Will Make Lemonade
 
 
BROOKLYN – Wanted, math tutor to assist my ten year old daughter. Third grade has overwhelmed her – last week she coughed out a division problem. She is free every weekday between her naptime and dinner.
 
QUEENS–Wanted, painter to hide water damage that drools down my living room wall like squid legs. Last painter stopped after his brush flicked a map of Polynesia across living room. No quitters! I will make you lemonade with extra sugar.
 
BRONX – Wanted, repairman to fix streetlight outside our bedroom window. City not willing to help! The light clinks all night – like a penny spinning in a dryer.
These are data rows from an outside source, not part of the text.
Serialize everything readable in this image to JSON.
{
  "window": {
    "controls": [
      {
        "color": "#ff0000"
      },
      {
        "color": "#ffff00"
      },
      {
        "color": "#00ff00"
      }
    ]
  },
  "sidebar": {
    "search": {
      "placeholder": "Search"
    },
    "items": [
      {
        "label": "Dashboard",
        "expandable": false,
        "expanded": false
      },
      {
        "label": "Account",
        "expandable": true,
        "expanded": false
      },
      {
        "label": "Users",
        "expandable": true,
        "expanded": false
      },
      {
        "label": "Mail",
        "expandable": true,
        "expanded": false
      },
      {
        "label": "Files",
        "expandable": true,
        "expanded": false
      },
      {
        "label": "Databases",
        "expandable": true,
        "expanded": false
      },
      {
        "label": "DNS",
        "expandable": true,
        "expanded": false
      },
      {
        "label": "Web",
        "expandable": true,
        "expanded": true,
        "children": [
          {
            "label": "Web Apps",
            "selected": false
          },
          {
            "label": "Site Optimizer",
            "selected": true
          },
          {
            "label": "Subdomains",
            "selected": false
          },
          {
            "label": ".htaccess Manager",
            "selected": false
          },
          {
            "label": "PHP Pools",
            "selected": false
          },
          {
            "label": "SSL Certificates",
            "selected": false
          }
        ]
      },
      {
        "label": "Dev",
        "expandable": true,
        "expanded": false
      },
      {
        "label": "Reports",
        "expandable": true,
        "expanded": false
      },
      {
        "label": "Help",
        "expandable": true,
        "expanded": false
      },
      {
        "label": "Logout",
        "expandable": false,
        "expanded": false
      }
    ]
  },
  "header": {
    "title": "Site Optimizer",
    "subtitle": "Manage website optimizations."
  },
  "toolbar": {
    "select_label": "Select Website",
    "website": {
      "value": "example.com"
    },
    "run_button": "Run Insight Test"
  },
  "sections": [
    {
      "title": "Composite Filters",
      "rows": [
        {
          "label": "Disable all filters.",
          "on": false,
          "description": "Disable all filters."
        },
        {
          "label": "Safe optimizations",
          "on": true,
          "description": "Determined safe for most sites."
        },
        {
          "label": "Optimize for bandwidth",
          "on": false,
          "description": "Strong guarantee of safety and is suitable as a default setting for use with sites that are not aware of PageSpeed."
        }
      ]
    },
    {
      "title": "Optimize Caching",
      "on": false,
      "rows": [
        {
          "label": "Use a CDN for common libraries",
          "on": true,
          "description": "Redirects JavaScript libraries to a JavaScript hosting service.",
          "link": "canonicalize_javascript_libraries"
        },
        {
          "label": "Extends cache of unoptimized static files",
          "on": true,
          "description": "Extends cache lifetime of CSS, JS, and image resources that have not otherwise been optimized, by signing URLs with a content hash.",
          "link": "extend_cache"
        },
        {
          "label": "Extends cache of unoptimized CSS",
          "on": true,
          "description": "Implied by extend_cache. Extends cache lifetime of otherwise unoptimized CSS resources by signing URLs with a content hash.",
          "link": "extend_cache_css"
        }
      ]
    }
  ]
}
We are forced to sleep in the bathtub. Help us.
 
MANHATTAN – Wanted, roommate for fantastic studio at 24th and Broadway. Checkerboard wood floors, cots that screech and ice tray windows in the winter. Sun naturally cuts the place in half when the blinds are cracked in the late afternoon. Available now.
 
QUEENS – Wanted, female companion for afternoon trips to pizza places. I dream of you and I standing in line, pointing our fingers at the menu like rifles. The best pizza has crust that cracks like glass – do you agree?
 
 
 
The Death of Margie
 
 
My brother pitched the ball, his feet sinking in the muddy grass that stank of rotting vegetables. I pointed at Dad’s tool shed and cracked the ball on impact. I flicked the bat and heard a squabble scream and saw feathers discharge like a detonated down pillow. Margie slumped over, beak stabbed into our backyard, her gobbler legs crossed like a crucifix.
 
Where in Heaven does a hen sleep that never aged enough to lay an egg?

“It was instant death,” Mom said with her knees far apart as she smoked by the alligator pen. I imagined I had seen the vapors of Margie’s chicken soul blast skyward before my bat had stopped rolling. My parents’ burger stand was empty because no one wanted to drive through the Everglades on a day that hot, so we gathered at the point of death. The 14 foot gator mom found as a baby shredding banana peels in a garbage can nuzzled against his chain link fence—eyeing Margie’s wrinkled legs.
 
Is it true that summer plans on setting fire to the swamp?
 
I pressed a shovel into the ground while mom slapped dirt off her jeans. The movement of her hands stirred up the scent of gasoline. I shoveled out three scoops of soft earth. Dad waved away a mosquito and handed me Margie’s body head down—her little feet pointing to the heavens. My brother and I said a brief prayer while Mom and Dad looked towards the road and the roar of a passing truck.
 
Is there nothing dangerous about the color of gasoline?
 
Margie was placed delicately into the hole. Dad filled the grave and made a metallic ding as he slapped the shovel over the disturbed ground. It was right then, as the funeral closed and the sweetness of the marsh heated my nostrils, that I thought of something to say. But when I turned to my mom she had already left to throw beef to the alligator.
 
If death is coming, then what direction is it coming from?